Could you set down the listing below exactly, leaving out its pictures?

Records provided:
---

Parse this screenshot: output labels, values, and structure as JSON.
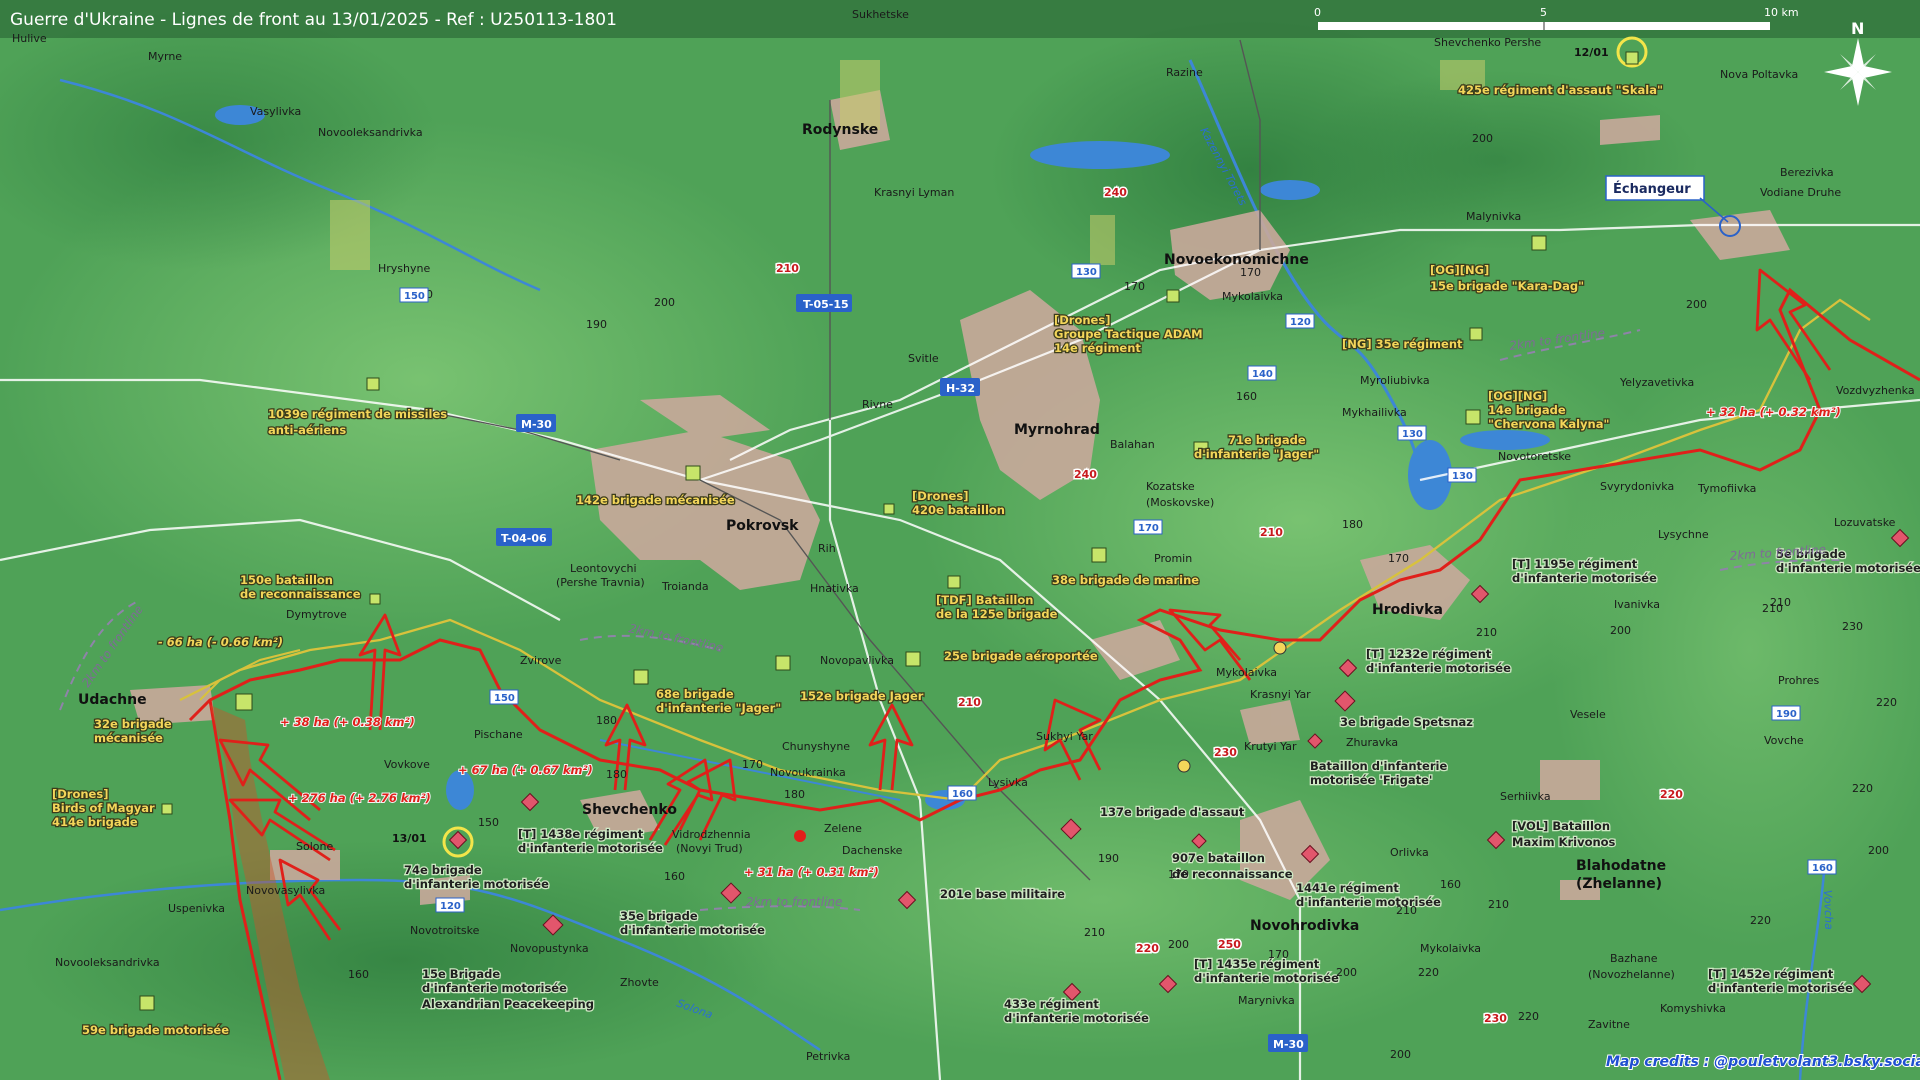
{
  "map": {
    "title": "Guerre d'Ukraine - Lignes de front au 13/01/2025 - Ref : U250113-1801",
    "north_label": "N",
    "scale_labels": [
      "0",
      "5",
      "10 km"
    ],
    "credits": "Map credits : @pouletvolant3.bsky.social",
    "interchange_label": "Échangeur",
    "date_markers": [
      "12/01",
      "13/01"
    ],
    "major_towns": [
      "Pokrovsk",
      "Myrnohrad",
      "Novoekonomichne",
      "Rodynske",
      "Hrodivka",
      "Udachne",
      "Shevchenko",
      "Novohrodivka",
      "Blahodatne",
      "(Zhelanne)"
    ],
    "towns": [
      "Hulive",
      "Myrne",
      "Vasylivka",
      "Novooleksandrivka",
      "Hryshyne",
      "Krasnyi Lyman",
      "Svitle",
      "Rivne",
      "Rih",
      "Hnativka",
      "Leontovychi",
      "(Pershe Travnia)",
      "Troianda",
      "Dymytrove",
      "Zvirove",
      "Pischane",
      "Vovkove",
      "Solone",
      "Novovasylivka",
      "Uspenivka",
      "Novotroitske",
      "Novopustynka",
      "Zhovte",
      "Petrivka",
      "Novooleksandrivka",
      "Vidrodzhennia",
      "(Novyi Trud)",
      "Zelene",
      "Dachenske",
      "Chunyshyne",
      "Novoukrainka",
      "Novopavlivka",
      "Lysivka",
      "Sukhyi Yar",
      "Mykolaivka",
      "Krasnyi Yar",
      "Krutyi Yar",
      "Zhuravka",
      "Promin",
      "Kozatske",
      "(Moskovske)",
      "Balahan",
      "Mykolaivka",
      "Myroliubivka",
      "Mykhailivka",
      "Novotoretske",
      "Svyrydonivka",
      "Yelyzavetivka",
      "Tymofiivka",
      "Lozuvatske",
      "Lysychne",
      "Ivanivka",
      "Vesele",
      "Prohres",
      "Vovche",
      "Serhiivka",
      "Orlivka",
      "Mykolaivka",
      "Bazhane",
      "(Novozhelanne)",
      "Komyshivka",
      "Zavitne",
      "Marynivka",
      "Sukhetske",
      "Razine",
      "Shevchenko Pershe",
      "Nova Poltavka",
      "Malynivka",
      "Berezivka",
      "Vodiane Druhe",
      "Vozdvyzhenka"
    ],
    "road_shields": [
      "T-05-15",
      "H-32",
      "M-30",
      "T-04-06",
      "M-30"
    ],
    "friendly_units": [
      "425e régiment d'assaut \"Skala\"",
      "[OG][NG]",
      "15e brigade \"Kara-Dag\"",
      "[NG] 35e régiment",
      "[OG][NG]",
      "14e brigade",
      "\"Chervona Kalyna\"",
      "[Drones]",
      "Groupe Tactique ADAM",
      "14e régiment",
      "71e brigade",
      "d'infanterie \"Jager\"",
      "1039e régiment de missiles",
      "anti-aériens",
      "142e brigade mécanisée",
      "[Drones]",
      "420e bataillon",
      "150e bataillon",
      "de reconnaissance",
      "38e brigade de marine",
      "[TDF] Bataillon",
      "de la 125e brigade",
      "25e brigade aéroportée",
      "68e brigade",
      "d'infanterie \"Jager\"",
      "152e brigade Jager",
      "32e brigade",
      "mécanisée",
      "[Drones]",
      "Birds of Magyar",
      "414e brigade",
      "59e brigade motorisée"
    ],
    "enemy_units": [
      "[T] 1195e régiment",
      "d'infanterie motorisée",
      "5e brigade",
      "d'infanterie motorisée",
      "[T] 1232e régiment",
      "d'infanterie motorisée",
      "3e brigade Spetsnaz",
      "Bataillon d'infanterie",
      "motorisée 'Frigate'",
      "[VOL] Bataillon",
      "Maxim Krivonos",
      "137e brigade d'assaut",
      "907e bataillon",
      "de reconnaissance",
      "1441e régiment",
      "d'infanterie motorisée",
      "[T] 1435e régiment",
      "d'infanterie motorisée",
      "433e régiment",
      "d'infanterie motorisée",
      "[T] 1452e régiment",
      "d'infanterie motorisée",
      "201e base militaire",
      "[T] 1438e régiment",
      "d'infanterie motorisée",
      "74e brigade",
      "d'infanterie motorisée",
      "35e brigade",
      "d'infanterie motorisée",
      "15e Brigade",
      "d'infanterie motorisée",
      "Alexandrian Peacekeeping"
    ],
    "area_changes": [
      "+ 32 ha (+ 0.32 km²)",
      "+ 38 ha (+ 0.38 km²)",
      "+ 67 ha (+ 0.67 km²)",
      "+ 276 ha (+ 2.76 km²)",
      "+ 31 ha (+ 0.31 km²)",
      "- 66 ha (- 0.66 km²)"
    ],
    "frontline_labels": [
      "2km to frontline",
      "2km to frontline",
      "2km to frontline",
      "2km to frontline",
      "2km to frontline"
    ],
    "river_labels": [
      "Kazennyi Torets",
      "Solona",
      "Vovcha"
    ],
    "altitudes_black": [
      "200",
      "170",
      "200",
      "150",
      "200",
      "190",
      "170",
      "160",
      "180",
      "170",
      "210",
      "200",
      "210",
      "230",
      "220",
      "220",
      "200",
      "210",
      "180",
      "150",
      "180",
      "170",
      "180",
      "160",
      "160",
      "190",
      "210",
      "200",
      "170",
      "210",
      "220",
      "200",
      "170",
      "210",
      "160",
      "220",
      "220",
      "200"
    ],
    "altitudes_red": [
      "240",
      "210",
      "240",
      "210",
      "210",
      "230",
      "220",
      "250",
      "230",
      "220"
    ],
    "road_numbers": [
      "150",
      "130",
      "120",
      "140",
      "130",
      "130",
      "170",
      "150",
      "120",
      "160",
      "190",
      "160"
    ]
  },
  "colors": {
    "terrain": "#4fa257",
    "urban": "#c9a99b",
    "frontline": "#e0201a",
    "previous_line": "#d8c23c",
    "water": "#3d87d6",
    "road_shield": "#2a62c9"
  }
}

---

Answer box:
Parse this screenshot: output labels, values, and structure as JSON.
{
  "map": {
    "title": "Guerre d'Ukraine - Lignes de front au 13/01/2025 - Ref : U250113-1801",
    "north_label": "N",
    "scale_labels": [
      "0",
      "5",
      "10 km"
    ],
    "credits": "Map credits : @pouletvolant3.bsky.social",
    "interchange_label": "Échangeur",
    "date_markers": [
      "12/01",
      "13/01"
    ],
    "major_towns": [
      "Pokrovsk",
      "Myrnohrad",
      "Novoekonomichne",
      "Rodynske",
      "Hrodivka",
      "Udachne",
      "Shevchenko",
      "Novohrodivka",
      "Blahodatne",
      "(Zhelanne)"
    ],
    "towns": [
      "Hulive",
      "Myrne",
      "Vasylivka",
      "Novooleksandrivka",
      "Hryshyne",
      "Krasnyi Lyman",
      "Svitle",
      "Rivne",
      "Rih",
      "Hnativka",
      "Leontovychi",
      "(Pershe Travnia)",
      "Troianda",
      "Dymytrove",
      "Zvirove",
      "Pischane",
      "Vovkove",
      "Solone",
      "Novovasylivka",
      "Uspenivka",
      "Novotroitske",
      "Novopustynka",
      "Zhovte",
      "Petrivka",
      "Novooleksandrivka",
      "Vidrodzhennia",
      "(Novyi Trud)",
      "Zelene",
      "Dachenske",
      "Chunyshyne",
      "Novoukrainka",
      "Novopavlivka",
      "Lysivka",
      "Sukhyi Yar",
      "Mykolaivka",
      "Krasnyi Yar",
      "Krutyi Yar",
      "Zhuravka",
      "Promin",
      "Kozatske",
      "(Moskovske)",
      "Balahan",
      "Mykolaivka",
      "Myroliubivka",
      "Mykhailivka",
      "Novotoretske",
      "Svyrydonivka",
      "Yelyzavetivka",
      "Tymofiivka",
      "Lozuvatske",
      "Lysychne",
      "Ivanivka",
      "Vesele",
      "Prohres",
      "Vovche",
      "Serhiivka",
      "Orlivka",
      "Mykolaivka",
      "Bazhane",
      "(Novozhelanne)",
      "Komyshivka",
      "Zavitne",
      "Marynivka",
      "Sukhetske",
      "Razine",
      "Shevchenko Pershe",
      "Nova Poltavka",
      "Malynivka",
      "Berezivka",
      "Vodiane Druhe",
      "Vozdvyzhenka"
    ],
    "road_shields": [
      "T-05-15",
      "H-32",
      "M-30",
      "T-04-06",
      "M-30"
    ],
    "friendly_units": [
      "425e régiment d'assaut \"Skala\"",
      "[OG][NG]",
      "15e brigade \"Kara-Dag\"",
      "[NG] 35e régiment",
      "[OG][NG]",
      "14e brigade",
      "\"Chervona Kalyna\"",
      "[Drones]",
      "Groupe Tactique ADAM",
      "14e régiment",
      "71e brigade",
      "d'infanterie \"Jager\"",
      "1039e régiment de missiles",
      "anti-aériens",
      "142e brigade mécanisée",
      "[Drones]",
      "420e bataillon",
      "150e bataillon",
      "de reconnaissance",
      "38e brigade de marine",
      "[TDF] Bataillon",
      "de la 125e brigade",
      "25e brigade aéroportée",
      "68e brigade",
      "d'infanterie \"Jager\"",
      "152e brigade Jager",
      "32e brigade",
      "mécanisée",
      "[Drones]",
      "Birds of Magyar",
      "414e brigade",
      "59e brigade motorisée"
    ],
    "enemy_units": [
      "[T] 1195e régiment",
      "d'infanterie motorisée",
      "5e brigade",
      "d'infanterie motorisée",
      "[T] 1232e régiment",
      "d'infanterie motorisée",
      "3e brigade Spetsnaz",
      "Bataillon d'infanterie",
      "motorisée 'Frigate'",
      "[VOL] Bataillon",
      "Maxim Krivonos",
      "137e brigade d'assaut",
      "907e bataillon",
      "de reconnaissance",
      "1441e régiment",
      "d'infanterie motorisée",
      "[T] 1435e régiment",
      "d'infanterie motorisée",
      "433e régiment",
      "d'infanterie motorisée",
      "[T] 1452e régiment",
      "d'infanterie motorisée",
      "201e base militaire",
      "[T] 1438e régiment",
      "d'infanterie motorisée",
      "74e brigade",
      "d'infanterie motorisée",
      "35e brigade",
      "d'infanterie motorisée",
      "15e Brigade",
      "d'infanterie motorisée",
      "Alexandrian Peacekeeping"
    ],
    "area_changes": [
      "+ 32 ha (+ 0.32 km²)",
      "+ 38 ha (+ 0.38 km²)",
      "+ 67 ha (+ 0.67 km²)",
      "+ 276 ha (+ 2.76 km²)",
      "+ 31 ha (+ 0.31 km²)",
      "- 66 ha (- 0.66 km²)"
    ],
    "frontline_labels": [
      "2km to frontline",
      "2km to frontline",
      "2km to frontline",
      "2km to frontline",
      "2km to frontline"
    ],
    "river_labels": [
      "Kazennyi Torets",
      "Solona",
      "Vovcha"
    ],
    "altitudes_black": [
      "200",
      "170",
      "200",
      "150",
      "200",
      "190",
      "170",
      "160",
      "180",
      "170",
      "210",
      "200",
      "210",
      "230",
      "220",
      "220",
      "200",
      "210",
      "180",
      "150",
      "180",
      "170",
      "180",
      "160",
      "160",
      "190",
      "210",
      "200",
      "170",
      "210",
      "220",
      "200",
      "170",
      "210",
      "160",
      "220",
      "220",
      "200"
    ],
    "altitudes_red": [
      "240",
      "210",
      "240",
      "210",
      "210",
      "230",
      "220",
      "250",
      "230",
      "220"
    ],
    "road_numbers": [
      "150",
      "130",
      "120",
      "140",
      "130",
      "130",
      "170",
      "150",
      "120",
      "160",
      "190",
      "160"
    ]
  },
  "colors": {
    "terrain": "#4fa257",
    "urban": "#c9a99b",
    "frontline": "#e0201a",
    "previous_line": "#d8c23c",
    "water": "#3d87d6",
    "road_shield": "#2a62c9"
  }
}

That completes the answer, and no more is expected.